I only eat fruit that I grow or pick in the woods myself. For 5 months from November I only eat fresh stored apples from the cellar and they lasted right to the end of April this year. I don’t miss oranges, bananas or any of that commercial long distance fruit that I haven’t eaten regularly for over 25 years or more. Now until fresh fruit is once again available in July, I move suddenly from 1 species a day to over 20 a day, now using rehydrated dried fruit (including apples!), a mix of sweet and bitter / strong tasting fruits (the same idea as the mixed salad!) Join the SLOW FRUIT movement!
A male blackcap (munk) in the garden feeding nervously on an apple that a fieldfare (gråtrost) has been guarding attacking any bird that gets near.
…and then demonstrating that SIZE MATTERS as Herr Blackcap (munk) meets Hr. Hawfinch (kjernebiter) with guest appearances by Hr. Siskin (grønnsisik) and Hr. Brambling (bjørkefink)…..and there’s a finale!
Unusually large numbers of thrushes, mainly fieldfare (gråtrost), redwings (rødvingetrost) and a few blackbirds (svarttrost) in the garden at the moment, mainly on the rowans (wild and planted for the birds) and apples (need to harvest earlier than normal this year).
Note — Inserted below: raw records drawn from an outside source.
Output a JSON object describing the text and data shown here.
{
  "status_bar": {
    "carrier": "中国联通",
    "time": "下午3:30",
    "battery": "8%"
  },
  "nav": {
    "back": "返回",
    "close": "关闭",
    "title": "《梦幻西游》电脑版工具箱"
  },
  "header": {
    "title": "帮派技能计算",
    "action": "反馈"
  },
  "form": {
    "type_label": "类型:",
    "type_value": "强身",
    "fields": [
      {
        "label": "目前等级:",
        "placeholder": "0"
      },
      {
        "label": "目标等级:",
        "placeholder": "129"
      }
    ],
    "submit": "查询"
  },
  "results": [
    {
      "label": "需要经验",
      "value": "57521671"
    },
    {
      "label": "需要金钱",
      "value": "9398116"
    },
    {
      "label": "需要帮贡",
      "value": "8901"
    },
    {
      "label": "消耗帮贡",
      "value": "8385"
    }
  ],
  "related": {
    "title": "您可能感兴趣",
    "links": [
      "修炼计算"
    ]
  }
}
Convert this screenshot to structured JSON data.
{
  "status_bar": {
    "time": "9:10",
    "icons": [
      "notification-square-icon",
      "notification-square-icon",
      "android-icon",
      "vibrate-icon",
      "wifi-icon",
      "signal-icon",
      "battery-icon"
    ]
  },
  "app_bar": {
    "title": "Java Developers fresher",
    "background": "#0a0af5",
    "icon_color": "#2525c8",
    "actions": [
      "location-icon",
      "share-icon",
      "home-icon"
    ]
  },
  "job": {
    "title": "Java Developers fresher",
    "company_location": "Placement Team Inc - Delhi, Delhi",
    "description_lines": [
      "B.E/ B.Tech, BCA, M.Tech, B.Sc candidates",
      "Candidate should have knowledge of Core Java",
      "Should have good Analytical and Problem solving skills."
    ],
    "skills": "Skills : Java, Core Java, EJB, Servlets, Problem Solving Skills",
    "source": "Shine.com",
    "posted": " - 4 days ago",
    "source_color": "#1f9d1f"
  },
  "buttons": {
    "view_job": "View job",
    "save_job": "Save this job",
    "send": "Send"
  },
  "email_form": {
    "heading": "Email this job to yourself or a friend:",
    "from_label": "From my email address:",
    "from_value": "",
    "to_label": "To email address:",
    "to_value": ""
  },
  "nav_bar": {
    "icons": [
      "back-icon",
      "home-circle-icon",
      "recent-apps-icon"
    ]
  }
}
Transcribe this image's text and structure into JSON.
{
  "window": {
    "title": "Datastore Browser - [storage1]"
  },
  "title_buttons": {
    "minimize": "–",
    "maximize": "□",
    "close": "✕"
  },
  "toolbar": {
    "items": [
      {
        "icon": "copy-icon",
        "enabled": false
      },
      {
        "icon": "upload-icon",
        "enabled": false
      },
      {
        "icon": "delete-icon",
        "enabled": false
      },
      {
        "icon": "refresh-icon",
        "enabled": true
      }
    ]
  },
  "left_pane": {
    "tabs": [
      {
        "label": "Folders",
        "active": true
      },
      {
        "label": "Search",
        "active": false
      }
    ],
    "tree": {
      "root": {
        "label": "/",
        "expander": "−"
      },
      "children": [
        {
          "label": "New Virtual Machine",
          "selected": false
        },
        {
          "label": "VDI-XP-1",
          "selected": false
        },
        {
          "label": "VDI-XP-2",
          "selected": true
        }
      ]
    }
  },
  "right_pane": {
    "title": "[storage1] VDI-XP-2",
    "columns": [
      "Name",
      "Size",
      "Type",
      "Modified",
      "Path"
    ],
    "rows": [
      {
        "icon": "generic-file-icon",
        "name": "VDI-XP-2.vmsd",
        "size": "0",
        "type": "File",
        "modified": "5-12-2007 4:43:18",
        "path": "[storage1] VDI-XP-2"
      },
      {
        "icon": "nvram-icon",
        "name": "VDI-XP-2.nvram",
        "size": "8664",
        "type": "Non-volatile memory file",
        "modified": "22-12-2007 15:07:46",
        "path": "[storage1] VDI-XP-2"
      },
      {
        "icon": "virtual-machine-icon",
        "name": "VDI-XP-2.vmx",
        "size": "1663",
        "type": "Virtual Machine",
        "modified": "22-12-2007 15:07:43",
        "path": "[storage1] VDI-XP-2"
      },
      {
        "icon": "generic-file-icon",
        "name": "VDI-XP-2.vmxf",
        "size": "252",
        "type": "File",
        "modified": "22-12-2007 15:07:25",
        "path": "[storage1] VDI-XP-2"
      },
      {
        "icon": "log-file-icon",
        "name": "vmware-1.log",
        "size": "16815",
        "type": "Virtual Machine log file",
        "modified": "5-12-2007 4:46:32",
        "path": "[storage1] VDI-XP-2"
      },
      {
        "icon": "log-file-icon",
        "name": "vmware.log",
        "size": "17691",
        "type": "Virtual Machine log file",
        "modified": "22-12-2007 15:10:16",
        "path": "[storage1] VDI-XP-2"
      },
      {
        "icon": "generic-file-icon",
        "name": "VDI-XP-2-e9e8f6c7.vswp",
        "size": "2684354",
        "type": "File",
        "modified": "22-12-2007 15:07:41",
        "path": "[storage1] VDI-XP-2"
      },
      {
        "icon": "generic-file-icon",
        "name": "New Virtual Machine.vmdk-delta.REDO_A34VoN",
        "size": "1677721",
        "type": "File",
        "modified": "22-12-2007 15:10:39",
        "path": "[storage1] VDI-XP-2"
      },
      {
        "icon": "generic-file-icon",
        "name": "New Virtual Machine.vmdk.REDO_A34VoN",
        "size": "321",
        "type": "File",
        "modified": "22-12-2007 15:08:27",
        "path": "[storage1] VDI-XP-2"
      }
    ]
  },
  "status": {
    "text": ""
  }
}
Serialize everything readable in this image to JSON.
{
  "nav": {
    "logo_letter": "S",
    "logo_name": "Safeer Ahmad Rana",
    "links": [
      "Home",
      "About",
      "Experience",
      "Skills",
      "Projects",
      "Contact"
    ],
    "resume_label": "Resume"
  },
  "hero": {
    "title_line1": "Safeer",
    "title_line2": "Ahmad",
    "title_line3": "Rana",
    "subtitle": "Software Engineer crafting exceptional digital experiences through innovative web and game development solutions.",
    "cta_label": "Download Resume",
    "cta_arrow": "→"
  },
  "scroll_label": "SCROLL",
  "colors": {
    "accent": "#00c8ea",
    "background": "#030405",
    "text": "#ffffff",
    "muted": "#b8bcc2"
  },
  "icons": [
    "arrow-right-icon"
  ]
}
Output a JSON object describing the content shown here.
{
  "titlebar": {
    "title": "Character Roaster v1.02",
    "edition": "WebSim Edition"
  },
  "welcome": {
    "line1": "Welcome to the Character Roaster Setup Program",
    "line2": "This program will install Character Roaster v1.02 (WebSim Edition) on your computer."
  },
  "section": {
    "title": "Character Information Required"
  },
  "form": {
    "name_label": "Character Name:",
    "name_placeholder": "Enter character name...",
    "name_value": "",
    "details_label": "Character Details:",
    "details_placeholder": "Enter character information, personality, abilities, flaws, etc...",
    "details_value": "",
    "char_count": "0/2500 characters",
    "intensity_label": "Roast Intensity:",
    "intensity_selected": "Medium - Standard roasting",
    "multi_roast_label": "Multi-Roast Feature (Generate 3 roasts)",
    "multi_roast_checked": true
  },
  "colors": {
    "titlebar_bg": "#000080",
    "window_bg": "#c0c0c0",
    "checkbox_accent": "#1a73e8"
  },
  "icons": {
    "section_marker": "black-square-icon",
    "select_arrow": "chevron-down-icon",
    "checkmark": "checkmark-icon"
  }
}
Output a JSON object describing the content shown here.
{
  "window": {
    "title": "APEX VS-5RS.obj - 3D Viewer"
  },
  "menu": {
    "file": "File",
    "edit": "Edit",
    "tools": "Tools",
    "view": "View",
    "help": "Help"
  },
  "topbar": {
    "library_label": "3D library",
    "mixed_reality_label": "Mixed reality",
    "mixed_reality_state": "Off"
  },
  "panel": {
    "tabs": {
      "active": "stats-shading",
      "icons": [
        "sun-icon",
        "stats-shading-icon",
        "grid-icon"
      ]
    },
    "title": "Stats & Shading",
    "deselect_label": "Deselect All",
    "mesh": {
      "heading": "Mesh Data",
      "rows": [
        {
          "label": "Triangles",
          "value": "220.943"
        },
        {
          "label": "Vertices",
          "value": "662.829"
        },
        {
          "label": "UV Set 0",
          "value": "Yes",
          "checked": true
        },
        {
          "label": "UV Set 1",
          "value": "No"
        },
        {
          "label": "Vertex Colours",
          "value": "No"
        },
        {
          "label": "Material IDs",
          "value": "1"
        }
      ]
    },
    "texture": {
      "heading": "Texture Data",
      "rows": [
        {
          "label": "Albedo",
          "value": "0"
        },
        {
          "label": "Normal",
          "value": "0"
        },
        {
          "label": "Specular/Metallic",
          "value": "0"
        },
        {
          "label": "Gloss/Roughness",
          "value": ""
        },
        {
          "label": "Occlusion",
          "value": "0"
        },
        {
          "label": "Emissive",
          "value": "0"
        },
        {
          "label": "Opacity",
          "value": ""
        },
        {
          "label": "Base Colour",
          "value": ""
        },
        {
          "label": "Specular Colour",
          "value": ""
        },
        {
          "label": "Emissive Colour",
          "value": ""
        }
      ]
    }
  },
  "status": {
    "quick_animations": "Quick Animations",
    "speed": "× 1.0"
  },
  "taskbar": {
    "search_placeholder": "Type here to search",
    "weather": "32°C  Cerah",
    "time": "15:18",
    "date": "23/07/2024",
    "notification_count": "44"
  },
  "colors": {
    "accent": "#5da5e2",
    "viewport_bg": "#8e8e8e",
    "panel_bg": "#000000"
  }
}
This year is a bumper year for rowans near the fjord, but poor a little inland due probably to frosts which didn’t affect us! Late frost at the time of fruit flowering iis very unusual where I am near the fjord (due to a combination of warmth from the fjord and the fact that there isn’t night at this time!). This has concentrated thrushes near the fjord where the food is!
How DO they make up those scientific names? A small group of waxwings (sidensvans) in the garden with 4 hawfinches (kjernebiter) provided entertainment (distraction) this afternoon….waxwings are berry eaters (e.g. the flesh of rowans / rogn) and hawfinches eat hard tree and fruit seeds (also rowan, eating what the waxwings disgard!)
I try to “grow” as much food for birds as possible in my garden. This includes leaving some fruit, planting various species of rowan (Sorbus), not tidying the garden until late winter, so that, for example, seed of nettles and burdock is available for finches. I also don’t feed the birds with bought in sunflower seeds until it gets properly cold, until then there’s plenty of natural food available. There’s nowadays a large acreage put down to non-organic production of bird seed in other countries which is certainly detrimental to birdlife in those countries and there is evidence that providing bird seed during the breeding season can have a negative effect on some species! So, is feeding birds a good thing or just for our entertainment? A bit of both I think!
Hawfinch and waxwings towards the end…taken from the living room /office!
2. Waxwing on apple. It was a bad rowan berry year and there are unusually few waxwings around (perhaps good news for an invasion further south, e.g., in the UK?). This is one of the apples I left for the birds…the video was taken from the living room!